There are times, during this country life, when I become frozen with terror for just a moment. I gasp a strangled breath and think, oh my god, what are we doing? Sometimes I think the house is too big. (Stop! Stop building!) Sometimes I think we are crazy to even think about getting animals. (We’ll never be able to leave. The expense. We don’t know what we’re doing.) Sometimes I look at the fence falling down around the cabin yard, or the old barn listing to the side, or dead trees that have fallen near the driveway, or the eroding mud around the new construction that needs to be planted with something, soon, and I just go blank. I’m sure that my face has the deer-in-the-headlights look and old timers would laugh and shake their heads if they could see me. What was she thinking it would be like? Country Living magazine?
I can usually calm myself by taking slow, deep breaths and remembering the Alcoholics Anonymous saying—“One Day at a Time.” In fact, sometimes I break it down even further and think “One section of the day at a time.” I have big dreams is the problem. Or not even big dreams necessarily, but several dreams. Yesterday’s trip to the library proves it.

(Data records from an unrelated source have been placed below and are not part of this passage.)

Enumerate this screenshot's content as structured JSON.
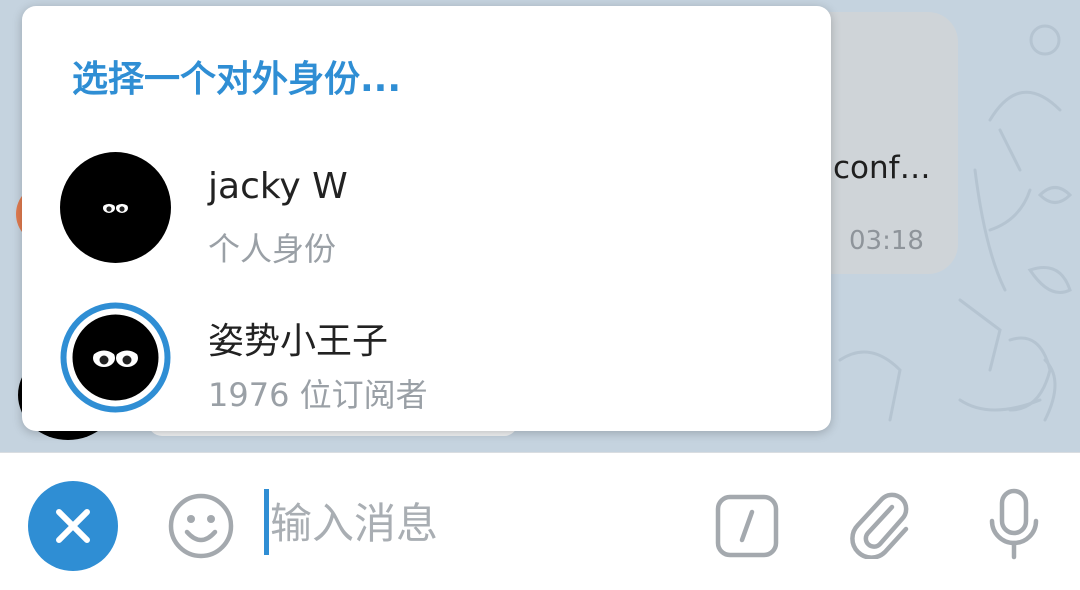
{
  "chat": {
    "message_snippet": "conf…",
    "message_time": "03:18"
  },
  "identity_popup": {
    "title": "选择一个对外身份...",
    "identities": [
      {
        "name": "jacky W",
        "subtitle": "个人身份",
        "selected": false
      },
      {
        "name": "姿势小王子",
        "subtitle": "1976 位订阅者",
        "selected": true
      }
    ]
  },
  "input_bar": {
    "placeholder": "输入消息",
    "value": "",
    "icons": {
      "close": "close-icon",
      "emoji": "smiley-icon",
      "command": "slash-command-icon",
      "attach": "paperclip-icon",
      "mic": "microphone-icon"
    }
  },
  "colors": {
    "accent": "#2f8ed4",
    "chat_background": "#c5d3df",
    "bubble": "#cfd4d8",
    "muted_text": "#9aa0a6",
    "icon_gray": "#a4a9ae"
  }
}
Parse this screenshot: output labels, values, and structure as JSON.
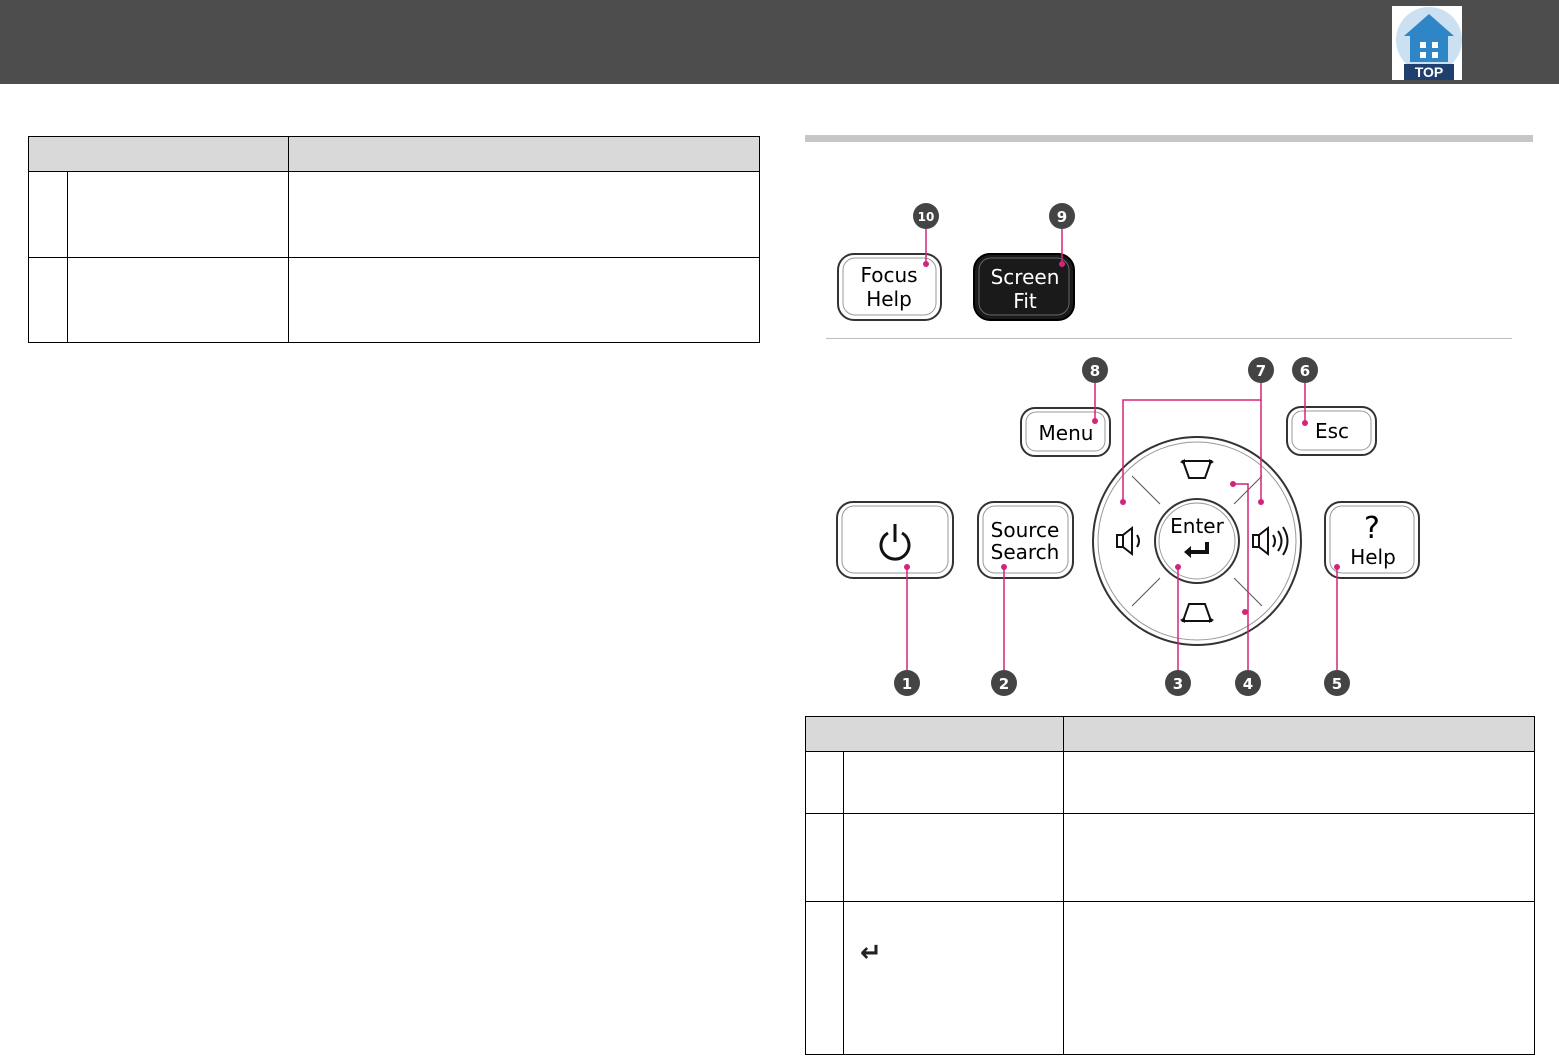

I returned a relatively benign batch of books—a novel, short story collection, and poems, and took out the following: The Backyard Orchardist: a complete guide to growing fruit trees in the home garden; Backyard Fruits & Berries: how to grow them better than ever; Storey’s Guide to Raising Dairy Goats: breeds, care, dairying; and Horse Housekeeping: everything you need to know to keep a horse at home. I’m not planning on doing all of this at once, mind you, but I wanted to get a head start on the subjects so that I can be planning ahead, keeping my eye out for things we might need, foreseeing potential problems.
Foreseeing potential problems? Are you kidding me?
For one thing, there is the problem of brute strength. I began digging out the small herb garden that Mary Lou Neff, the previous owner, had put in many years ago next to the cabin. It was ringed with sandstone rocks that have sunk into the ground over the years. I haven’t done a thing to it for the past six years, so sod was beginning to take over the rocks as well as the brick landing she laid between the garden and the porch. I found the shovel and started unearthing the stones. These big old sandstone rectangles that were used as foundation stones in barns are h.e.a.v.y. I struggled with the dolly and a shovel for close to an hour and had some success. I got to the place where the sod was thick and every place I stuck my shovel into the ground, it hit rock. Where are my eleven farm children to help me with this chore?
I walked down to the new house where John was scrubbing beams…yes, that’s right, scrubbing beams. Old barns have bird poop and other sundry things on them which you (I) want to clean off before living in them. “I can’t dig out those rocks. I can’t physically do it,” I complained. “I can move them around once they are set free, and I can work the soil with the small tiller and I can plant it, but I can’t get the rocks out.” John promised that he would dig the rocks out, not to worry. He said not to feel bad, it was hard to do. I felt a little less defeated and decided that the least I could do was go make dinner. It occurred to me then, that this is how cooking duties always fell to women. What do you want to do—extremely difficult physical labor, or go shell peas?
I am positive that any farm wife from half a century ago could beat me with a stick in a contest of physical strength. I press lots of buttons in my kitchen. No butter churns for me. But, the point was made. I wasn’t indignant about it, and neither was I then advocating that it should be the same way today. I was just willing to go make dinner if he would dig out those stones for me. And I was happy to have a strong, healthy husband to do it, in lieu of eleven children!
My Uncle Jack, who lives on the horse farm in Texas with my Aunt Lainey, says, “It’s just work. You have to do something everyday anyway. Just pick what you’re going to do today.” I used to remember that when I worked full time in my office job and things got overwhelming. It appears that things are the same everywhere. There are always a million things to be done if you are living a full life, whether in the city or the country.
And, as some old-timer John once met said, “It’ll get done. And if it doesn’t…oh well.”
Just one look
4 hours ago